Nutt and Dr Z would make quite a pairing on Dragon's Den. "Good afternoon. I'm Professor Nutt. I was sacked by the government for being too pro-drugs and this is my business partner Dr Z, the anonymous inventor of dozens of banned substances. We're looking for £100,000 to kickstart our legal high binge-drinking mitigation business."

I genuinely wish Professor Nutt well with this project. If nothing else, the inevitable banning of Chaperon will draw attention to the the absurdity of Britain's drug laws. If it is an elaborate stunt then more power to his elbow, but if he sincerely thinks that he has found a business opportunity he needs to stop getting high on his own supply.


Christopher Snowdon said...

Testing it's interaction with alcohol should only be the start. People won't just mix this with alcohol. How will it interact with cocaine, for example?

Christopher Snowdon said...

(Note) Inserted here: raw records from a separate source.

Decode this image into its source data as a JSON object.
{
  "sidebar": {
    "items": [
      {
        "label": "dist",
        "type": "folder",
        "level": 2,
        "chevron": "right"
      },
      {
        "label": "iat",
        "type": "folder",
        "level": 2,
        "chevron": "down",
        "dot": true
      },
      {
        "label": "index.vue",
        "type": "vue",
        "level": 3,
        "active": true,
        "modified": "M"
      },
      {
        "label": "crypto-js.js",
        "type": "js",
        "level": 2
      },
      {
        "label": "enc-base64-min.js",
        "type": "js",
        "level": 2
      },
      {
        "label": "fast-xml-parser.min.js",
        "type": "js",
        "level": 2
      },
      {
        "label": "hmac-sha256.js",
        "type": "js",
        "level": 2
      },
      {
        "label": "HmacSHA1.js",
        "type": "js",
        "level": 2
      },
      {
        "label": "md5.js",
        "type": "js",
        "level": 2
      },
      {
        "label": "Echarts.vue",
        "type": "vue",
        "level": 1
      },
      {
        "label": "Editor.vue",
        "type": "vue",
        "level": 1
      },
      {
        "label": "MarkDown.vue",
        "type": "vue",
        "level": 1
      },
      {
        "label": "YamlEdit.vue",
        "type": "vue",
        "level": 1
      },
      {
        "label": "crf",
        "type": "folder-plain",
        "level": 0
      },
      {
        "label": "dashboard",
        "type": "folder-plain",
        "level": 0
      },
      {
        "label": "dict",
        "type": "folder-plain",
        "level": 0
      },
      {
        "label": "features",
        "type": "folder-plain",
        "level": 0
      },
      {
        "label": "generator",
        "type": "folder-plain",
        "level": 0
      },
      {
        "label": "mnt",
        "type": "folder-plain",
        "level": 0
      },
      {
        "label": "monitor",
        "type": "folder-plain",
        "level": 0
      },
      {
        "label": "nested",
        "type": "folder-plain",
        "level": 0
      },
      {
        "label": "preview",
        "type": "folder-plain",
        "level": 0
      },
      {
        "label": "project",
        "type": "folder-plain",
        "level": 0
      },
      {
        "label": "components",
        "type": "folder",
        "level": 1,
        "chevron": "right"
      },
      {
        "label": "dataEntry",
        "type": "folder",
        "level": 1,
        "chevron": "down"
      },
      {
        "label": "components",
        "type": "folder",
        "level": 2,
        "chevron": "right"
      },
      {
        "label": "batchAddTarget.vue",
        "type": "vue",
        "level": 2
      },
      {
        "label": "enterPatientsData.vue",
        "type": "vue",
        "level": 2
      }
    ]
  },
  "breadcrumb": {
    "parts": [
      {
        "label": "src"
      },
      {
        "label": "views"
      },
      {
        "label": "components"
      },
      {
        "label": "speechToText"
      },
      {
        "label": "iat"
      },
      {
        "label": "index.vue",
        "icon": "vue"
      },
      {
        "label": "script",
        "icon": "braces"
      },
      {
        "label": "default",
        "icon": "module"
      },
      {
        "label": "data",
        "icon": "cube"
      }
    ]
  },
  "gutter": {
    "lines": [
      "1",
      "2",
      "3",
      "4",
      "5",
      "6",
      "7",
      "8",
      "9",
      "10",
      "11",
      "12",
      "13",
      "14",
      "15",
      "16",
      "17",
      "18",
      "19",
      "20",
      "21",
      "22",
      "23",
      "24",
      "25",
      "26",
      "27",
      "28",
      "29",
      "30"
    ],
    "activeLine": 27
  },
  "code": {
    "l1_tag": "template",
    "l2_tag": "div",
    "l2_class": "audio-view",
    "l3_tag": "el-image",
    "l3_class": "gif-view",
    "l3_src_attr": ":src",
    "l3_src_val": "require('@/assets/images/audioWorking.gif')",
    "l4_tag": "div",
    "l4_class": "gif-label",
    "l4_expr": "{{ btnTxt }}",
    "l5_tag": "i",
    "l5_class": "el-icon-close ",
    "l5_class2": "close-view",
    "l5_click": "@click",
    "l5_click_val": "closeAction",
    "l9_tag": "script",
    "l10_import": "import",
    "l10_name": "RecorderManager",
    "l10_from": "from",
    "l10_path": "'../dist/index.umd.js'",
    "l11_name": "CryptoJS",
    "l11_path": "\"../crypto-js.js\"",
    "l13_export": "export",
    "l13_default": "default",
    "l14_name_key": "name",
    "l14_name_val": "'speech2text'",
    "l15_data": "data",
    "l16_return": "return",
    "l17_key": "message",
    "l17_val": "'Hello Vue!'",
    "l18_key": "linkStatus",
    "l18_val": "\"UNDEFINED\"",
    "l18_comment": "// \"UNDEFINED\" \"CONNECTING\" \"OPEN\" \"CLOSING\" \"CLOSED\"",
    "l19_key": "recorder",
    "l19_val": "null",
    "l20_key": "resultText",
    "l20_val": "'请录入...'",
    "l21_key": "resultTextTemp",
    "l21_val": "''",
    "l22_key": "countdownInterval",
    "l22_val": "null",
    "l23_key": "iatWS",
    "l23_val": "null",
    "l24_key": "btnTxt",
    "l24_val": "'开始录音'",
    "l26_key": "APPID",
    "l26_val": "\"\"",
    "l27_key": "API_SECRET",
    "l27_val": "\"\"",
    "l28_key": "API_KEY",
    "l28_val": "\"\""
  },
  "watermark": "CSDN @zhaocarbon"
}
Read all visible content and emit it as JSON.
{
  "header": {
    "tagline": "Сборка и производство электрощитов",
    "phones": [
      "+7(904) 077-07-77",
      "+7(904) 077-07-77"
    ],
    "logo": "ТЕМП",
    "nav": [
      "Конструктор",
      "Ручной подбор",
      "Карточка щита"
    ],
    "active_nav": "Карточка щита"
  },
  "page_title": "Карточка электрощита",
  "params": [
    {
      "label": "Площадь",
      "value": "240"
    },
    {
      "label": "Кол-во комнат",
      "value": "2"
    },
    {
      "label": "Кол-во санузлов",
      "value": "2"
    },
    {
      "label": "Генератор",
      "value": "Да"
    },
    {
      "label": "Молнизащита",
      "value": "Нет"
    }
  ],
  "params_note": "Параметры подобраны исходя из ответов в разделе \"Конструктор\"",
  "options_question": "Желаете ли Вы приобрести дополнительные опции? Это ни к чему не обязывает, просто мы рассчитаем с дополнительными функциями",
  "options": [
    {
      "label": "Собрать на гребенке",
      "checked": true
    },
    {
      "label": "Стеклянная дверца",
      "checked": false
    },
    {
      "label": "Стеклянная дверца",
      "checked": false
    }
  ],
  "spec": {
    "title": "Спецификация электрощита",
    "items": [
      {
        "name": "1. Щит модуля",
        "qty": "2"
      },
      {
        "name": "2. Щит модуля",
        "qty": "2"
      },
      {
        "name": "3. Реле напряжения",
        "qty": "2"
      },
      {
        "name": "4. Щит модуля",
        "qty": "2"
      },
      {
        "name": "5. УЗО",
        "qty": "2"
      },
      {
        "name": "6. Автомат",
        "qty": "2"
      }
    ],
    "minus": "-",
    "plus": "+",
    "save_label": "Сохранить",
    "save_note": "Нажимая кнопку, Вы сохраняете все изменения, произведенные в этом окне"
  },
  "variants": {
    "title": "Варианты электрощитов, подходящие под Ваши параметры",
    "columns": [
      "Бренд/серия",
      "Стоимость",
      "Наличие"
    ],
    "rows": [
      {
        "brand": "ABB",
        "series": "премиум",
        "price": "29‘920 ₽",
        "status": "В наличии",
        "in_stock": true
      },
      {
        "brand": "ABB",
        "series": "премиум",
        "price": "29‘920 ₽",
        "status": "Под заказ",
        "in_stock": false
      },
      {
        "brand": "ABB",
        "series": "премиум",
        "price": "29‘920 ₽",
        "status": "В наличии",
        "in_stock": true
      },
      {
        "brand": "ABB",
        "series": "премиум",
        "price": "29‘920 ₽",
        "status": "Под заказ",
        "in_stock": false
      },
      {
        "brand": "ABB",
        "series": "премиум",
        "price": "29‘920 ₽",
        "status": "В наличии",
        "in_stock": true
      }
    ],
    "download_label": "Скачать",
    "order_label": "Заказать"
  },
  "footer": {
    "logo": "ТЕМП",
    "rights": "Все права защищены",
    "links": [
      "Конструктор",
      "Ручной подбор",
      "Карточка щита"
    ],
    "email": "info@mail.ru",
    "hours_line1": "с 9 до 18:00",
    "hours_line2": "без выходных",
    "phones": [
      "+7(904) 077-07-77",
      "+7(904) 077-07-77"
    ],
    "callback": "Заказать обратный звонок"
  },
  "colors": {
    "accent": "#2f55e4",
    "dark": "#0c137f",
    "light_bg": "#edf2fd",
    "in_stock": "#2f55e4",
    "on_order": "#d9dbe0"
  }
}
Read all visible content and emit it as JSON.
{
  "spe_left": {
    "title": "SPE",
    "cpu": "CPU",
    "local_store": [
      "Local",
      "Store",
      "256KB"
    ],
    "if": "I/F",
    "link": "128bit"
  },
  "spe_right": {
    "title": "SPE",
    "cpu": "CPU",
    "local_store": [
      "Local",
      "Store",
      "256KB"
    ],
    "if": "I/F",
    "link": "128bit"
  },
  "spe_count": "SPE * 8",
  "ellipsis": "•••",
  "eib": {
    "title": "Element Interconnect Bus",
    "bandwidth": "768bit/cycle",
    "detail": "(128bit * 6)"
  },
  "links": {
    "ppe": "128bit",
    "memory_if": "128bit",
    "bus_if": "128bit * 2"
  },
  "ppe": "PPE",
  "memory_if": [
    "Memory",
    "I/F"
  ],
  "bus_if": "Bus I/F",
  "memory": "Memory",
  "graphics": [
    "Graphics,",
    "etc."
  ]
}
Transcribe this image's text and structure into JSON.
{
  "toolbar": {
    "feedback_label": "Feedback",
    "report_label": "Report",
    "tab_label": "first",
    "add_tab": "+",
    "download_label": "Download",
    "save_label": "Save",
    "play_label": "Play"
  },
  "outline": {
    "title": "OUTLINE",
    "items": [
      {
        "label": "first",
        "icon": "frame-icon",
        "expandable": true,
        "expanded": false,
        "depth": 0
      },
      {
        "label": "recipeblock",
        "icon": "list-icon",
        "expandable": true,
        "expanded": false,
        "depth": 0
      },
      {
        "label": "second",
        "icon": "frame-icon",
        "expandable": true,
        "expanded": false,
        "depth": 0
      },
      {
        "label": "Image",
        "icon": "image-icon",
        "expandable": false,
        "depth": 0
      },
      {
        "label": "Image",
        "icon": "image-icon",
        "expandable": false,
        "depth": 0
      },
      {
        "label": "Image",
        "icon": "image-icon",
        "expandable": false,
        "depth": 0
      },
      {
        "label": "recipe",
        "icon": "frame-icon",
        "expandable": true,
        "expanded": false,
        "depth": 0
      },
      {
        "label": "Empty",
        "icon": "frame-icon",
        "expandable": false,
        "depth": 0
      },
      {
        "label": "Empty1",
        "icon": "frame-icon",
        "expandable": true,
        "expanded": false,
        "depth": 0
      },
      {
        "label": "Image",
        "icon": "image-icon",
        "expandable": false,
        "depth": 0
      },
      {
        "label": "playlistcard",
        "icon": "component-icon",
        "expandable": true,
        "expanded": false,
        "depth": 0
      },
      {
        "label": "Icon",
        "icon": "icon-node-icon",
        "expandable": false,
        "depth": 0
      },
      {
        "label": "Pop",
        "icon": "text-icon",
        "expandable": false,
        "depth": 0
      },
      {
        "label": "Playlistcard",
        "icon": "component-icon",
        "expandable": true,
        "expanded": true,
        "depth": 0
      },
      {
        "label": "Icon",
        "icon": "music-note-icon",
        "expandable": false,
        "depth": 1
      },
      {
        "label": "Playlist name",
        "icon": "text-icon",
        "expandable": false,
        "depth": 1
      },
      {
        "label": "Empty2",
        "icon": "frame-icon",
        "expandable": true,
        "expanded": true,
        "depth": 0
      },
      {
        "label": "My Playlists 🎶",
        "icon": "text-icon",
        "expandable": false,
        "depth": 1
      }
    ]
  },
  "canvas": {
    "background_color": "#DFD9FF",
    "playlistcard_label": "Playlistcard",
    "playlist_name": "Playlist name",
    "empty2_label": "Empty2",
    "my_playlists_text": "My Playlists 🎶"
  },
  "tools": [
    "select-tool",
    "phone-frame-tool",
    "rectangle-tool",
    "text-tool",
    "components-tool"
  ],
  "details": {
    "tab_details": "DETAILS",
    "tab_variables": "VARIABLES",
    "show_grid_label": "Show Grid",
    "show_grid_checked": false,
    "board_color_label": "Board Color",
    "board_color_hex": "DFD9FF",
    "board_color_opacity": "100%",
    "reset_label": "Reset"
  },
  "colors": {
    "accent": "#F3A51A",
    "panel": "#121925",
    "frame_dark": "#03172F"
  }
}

Nutt and Dr Z and a party drug with the slightly rapey name of Chaperon. Hollywood's calling.

Christopher Snowdon said...

"Nutt is betting the farm on the government being more concerned about binge-drinking than recreational drug use. I strongly suspect that he is wrong."

Yup, case and point - Ecigs. Safer method to administer nicotine - which outside of tobacco is fairly benign and does not even impair judgement. Look at governments and Public health groups reactions to them.

He's going to find his Legal High banned so fast it'll make his head spin.

Christopher Snowdon said...

Nutt has mentioned that he's seeking investment to conduct clinical trials for chaperon. If it passes the clinical trials then it is proven to be safe. If it has a stamp of approval from the medical powers that be - the government will not ban it.